RESPONDENT: Sandra Schultz et al.
LOCATION: City of Brookfield: City Hall
DOCKET NO.: 87-168
DECIDED BY: Rehnquist Court (1988-1990)
CITATION: 487 US 474 (1988)
ARGUED: Apr 20, 1988
DECIDED: Jun 27, 1988
Facts of the case
Sandra Schultz and Robert Braun both strongly opposed abortion and gathered like-minded citizens together to picket in front of the home of a local doctor who performed abortions. In response, the city of Brookfield, Wisconsin passed a law against all picketing in front of residential homes except for labor disputes. Following the advice of the town attorney, the city amended the law to ban labor picketing as well. The stated purpose of the law was "the protection and preservation of the home." When enacted, Schultz and Braun stopped picketing and filed suit in federal district court, claiming that the law violated the First Amendment. The court declared it would issue a permanent injunction against the law unless it was narrowed in scope. The United States Court of Appeals of the Seventh Circuit affirmed that the law violated the First Amendment.
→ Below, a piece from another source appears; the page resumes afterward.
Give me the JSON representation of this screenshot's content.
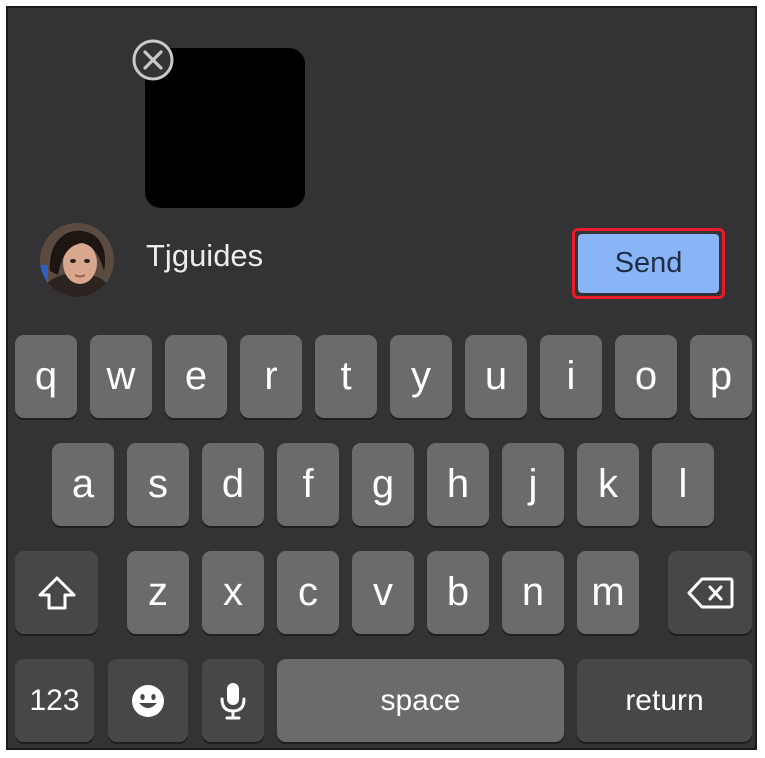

Does a city ordinance prohibiting picketing in front of residential homes violate the First Amendment?
Media for Frisby v. SchultzAudio Transcription for Oral Argument - April 20, 1988 in Frisby v. Schultz
Audio Transcription for Opinion Announcement - June 27, 1988 in Frisby v. Schultz
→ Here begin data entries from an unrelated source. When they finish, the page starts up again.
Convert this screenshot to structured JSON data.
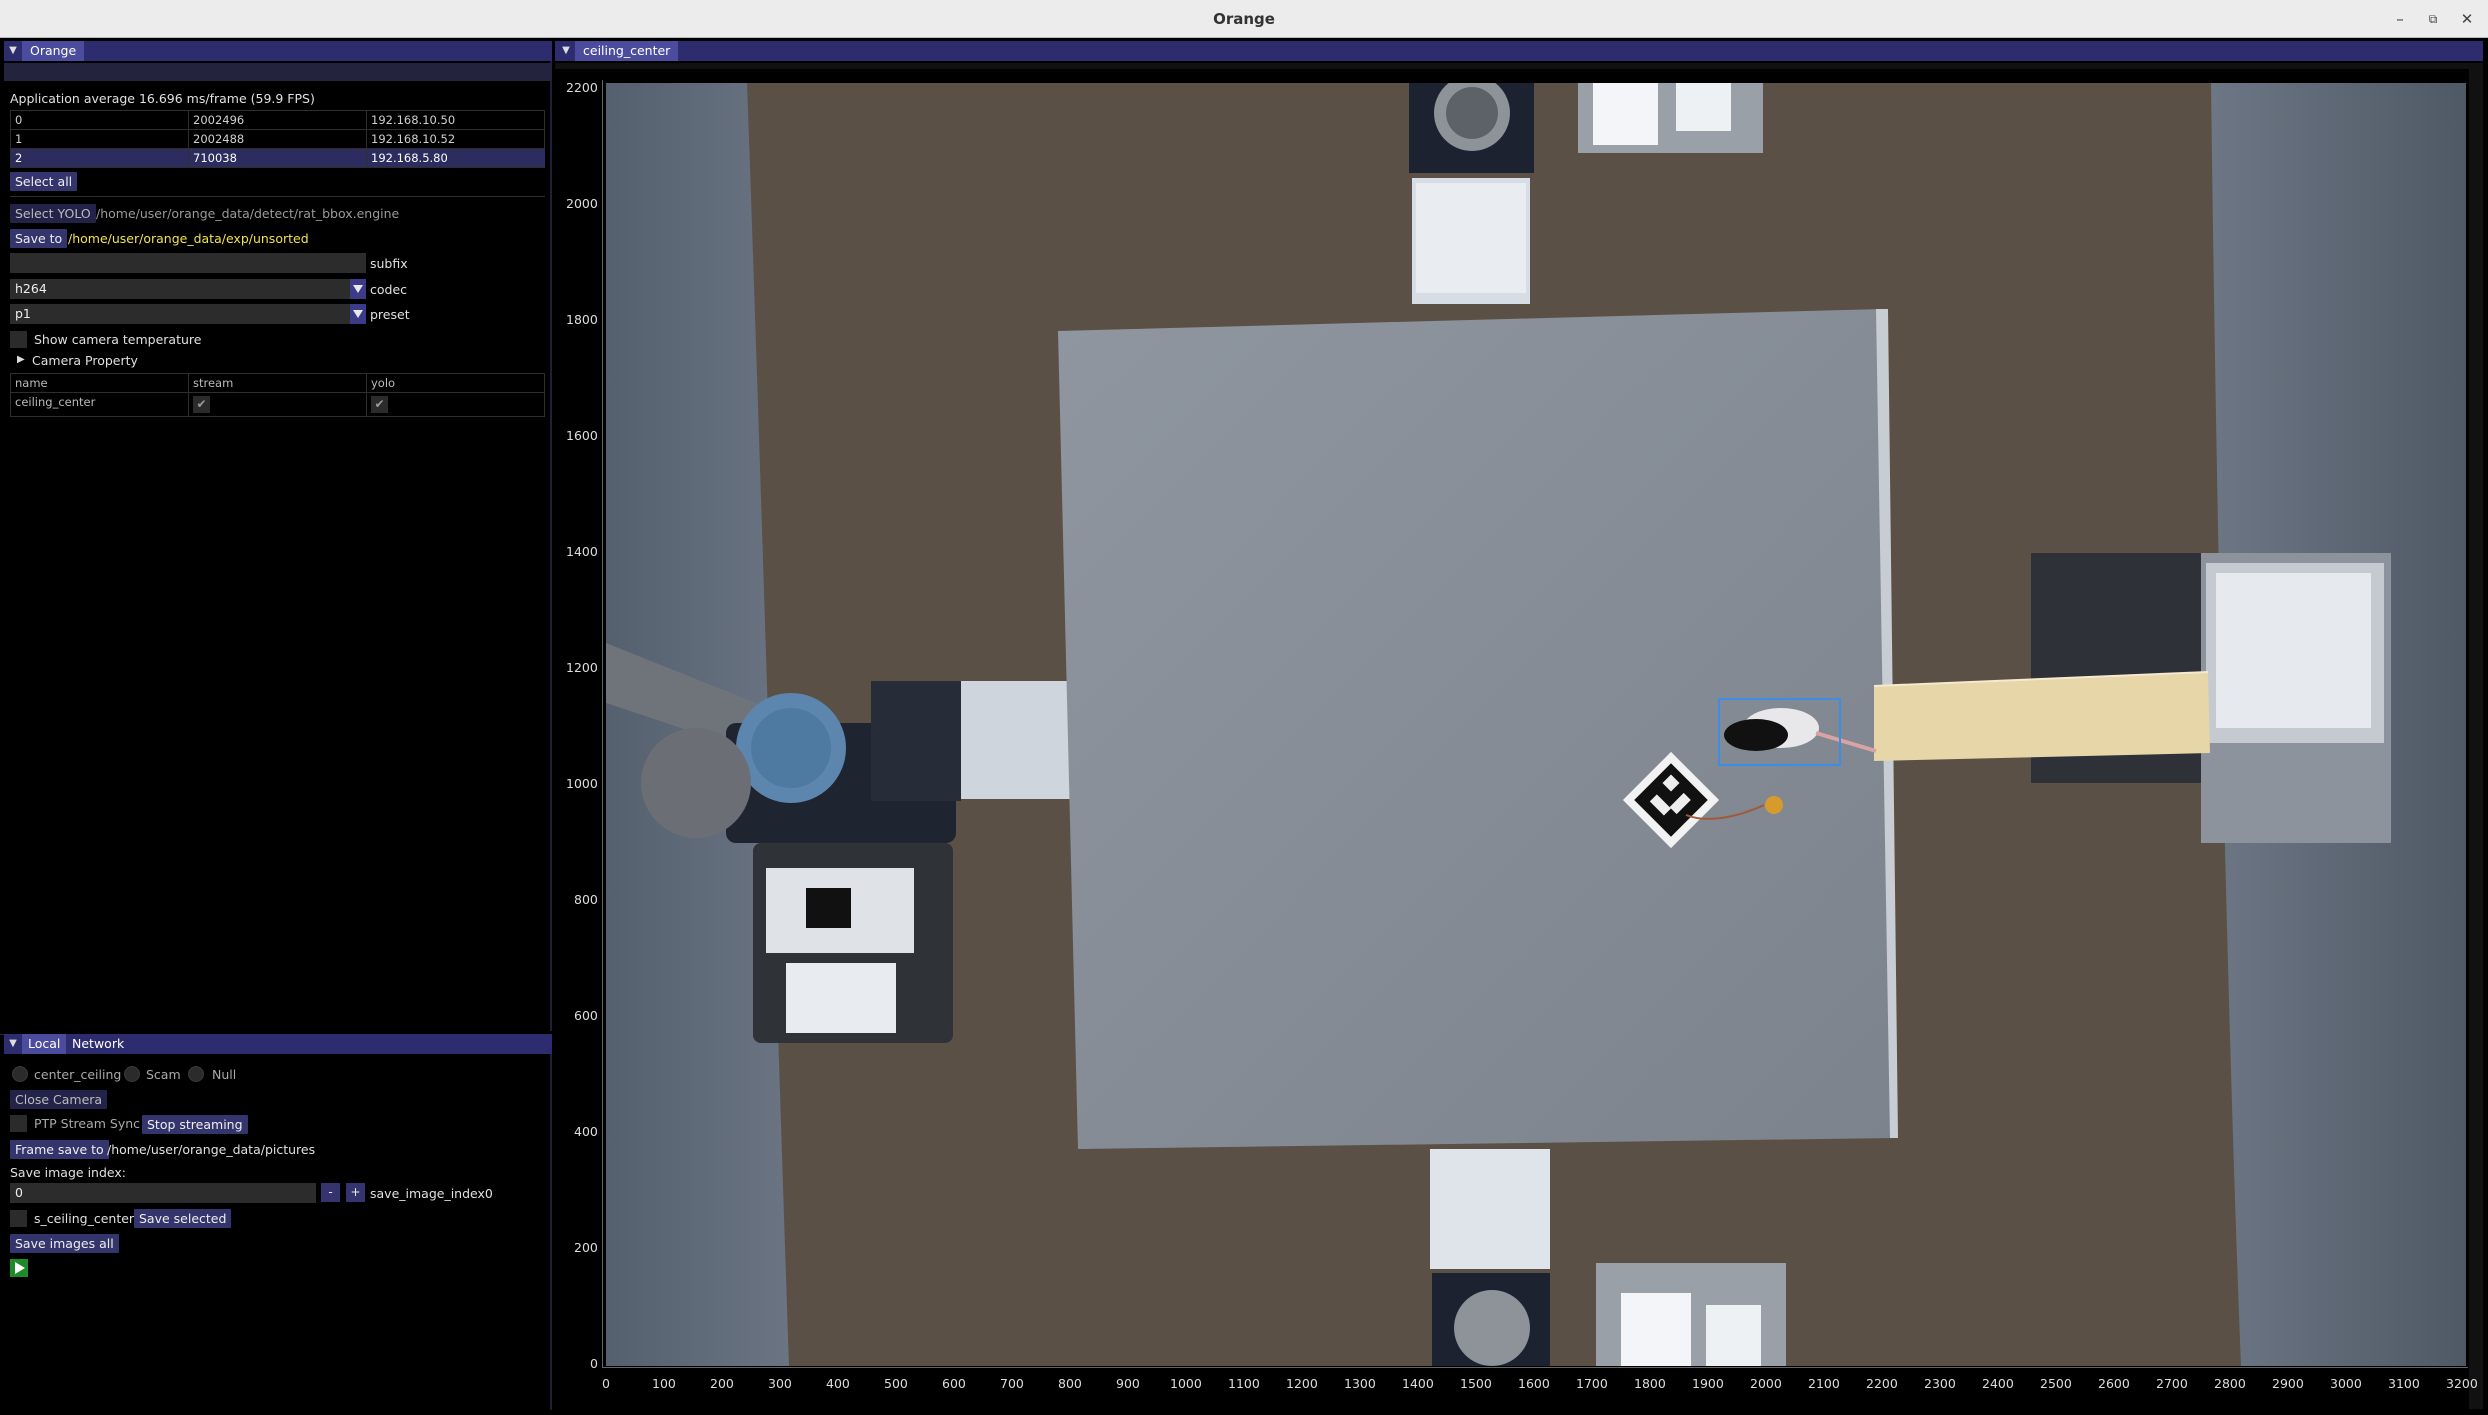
{
  "window": {
    "title": "Orange"
  },
  "left_panel": {
    "tab": "Orange",
    "fps_text": "Application average 16.696 ms/frame (59.9 FPS)",
    "devices": [
      {
        "index": "0",
        "serial": "2002496",
        "ip": "192.168.10.50"
      },
      {
        "index": "1",
        "serial": "2002488",
        "ip": "192.168.10.52"
      },
      {
        "index": "2",
        "serial": "710038",
        "ip": "192.168.5.80"
      }
    ],
    "select_all_label": "Select all",
    "select_yolo_label": "Select YOLO",
    "yolo_path": "/home/user/orange_data/detect/rat_bbox.engine",
    "save_to_label": "Save to",
    "save_path": "/home/user/orange_data/exp/unsorted",
    "subfix_value": "",
    "subfix_label": "subfix",
    "codec_value": "h264",
    "codec_label": "codec",
    "preset_value": "p1",
    "preset_label": "preset",
    "show_temp_label": "Show camera temperature",
    "camera_property_label": "Camera Property",
    "camera_table": {
      "headers": [
        "name",
        "stream",
        "yolo"
      ],
      "rows": [
        {
          "name": "ceiling_center",
          "stream": true,
          "yolo": true
        }
      ]
    }
  },
  "bottom_panel": {
    "tabs": [
      "Local",
      "Network"
    ],
    "radios": [
      "center_ceiling",
      "Scam",
      "Null"
    ],
    "close_camera_label": "Close Camera",
    "ptp_label": "PTP Stream Sync",
    "stop_streaming_label": "Stop streaming",
    "frame_save_label": "Frame save to",
    "frame_save_path": "/home/user/orange_data/pictures",
    "save_index_label": "Save image index:",
    "save_index_value": "0",
    "minus_label": "-",
    "plus_label": "+",
    "save_index_name": "save_image_index0",
    "s_ceiling_label": "s_ceiling_center",
    "save_selected_label": "Save selected",
    "save_all_label": "Save images all",
    "play_icon": "play-icon"
  },
  "view_panel": {
    "tab": "ceiling_center",
    "x_ticks": [
      "0",
      "100",
      "200",
      "300",
      "400",
      "500",
      "600",
      "700",
      "800",
      "900",
      "1000",
      "1100",
      "1200",
      "1300",
      "1400",
      "1500",
      "1600",
      "1700",
      "1800",
      "1900",
      "2000",
      "2100",
      "2200",
      "2300",
      "2400",
      "2500",
      "2600",
      "2700",
      "2800",
      "2900",
      "3000",
      "3100",
      "3200"
    ],
    "y_ticks": [
      "2200",
      "2000",
      "1800",
      "1600",
      "1400",
      "1200",
      "1000",
      "800",
      "600",
      "400",
      "200",
      "0"
    ],
    "detection_color": "#3a8ee6"
  }
}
William H. Rehnquist:
The opinion of the Court in No. 87-168, Frisby against Schultz will be announced by Justice O’Connor.
Sandra Day O'Connor:
This case is before us on appeal from the Court of Appeals for the Seventh Circuit.
It presents a facial First Amendment challenge to an ordinance enacted by the Town of Brookfield, Wisconsin that prohibits residential picketing.
The District Court held that the ordinance violated the First Amendment.
A divided panel of the Court of Appeals affirmed.
This panel decision was vacated however and the case was reheard en banc by the Court of Appeals which ultimately affirmed by an equally divided vote.
The town appealed here and we postponed consideration of jurisdiction until the hearing on the merits.
In the opinion filed today, we now reverse.
Rather than decide whether appellate jurisdiction is proper, we choose to treat the jurisdictional statement as a petition for a certiorari and have granted certiorari.
The ordinance operates against speech in a public forum since it bans picketing on the public streets.
The fact that the streets or residential does not affect the First Amendment analysis, but since the ordinance is content-neutral, it is permissible if it leaves open ample alternative channels of communication and if it is narrowly tailored to serve as significant government interest.
We conclude that the ordinance passes this test.
In order to avoid constitutional problems, we narrowly construe the scope of the ordinance as limited to picketing targeted at a single residence.
So construed, the ordinance leaves out an ample alternative since marching, leafleting, or even more broadly focus picketing is not prohibited.
The ordinance serves the significant interest of protecting residential privacy and the tranquility of the home.
Within their own homes, individuals should not be forced to listen to a speech they do not want to hear.
Since the very means of expression involved is inherently damaging the residential privacy.
The picketing ban is narrowly tailored.
The judgment of the Court of Appeals is reversed.
Justice White has filed an opinion concurring in the judgment.
Justice Brennan has filed a dissenting opinion in which Justice Marshall joins.
Justice Stevens has also filed a dissenting opinion.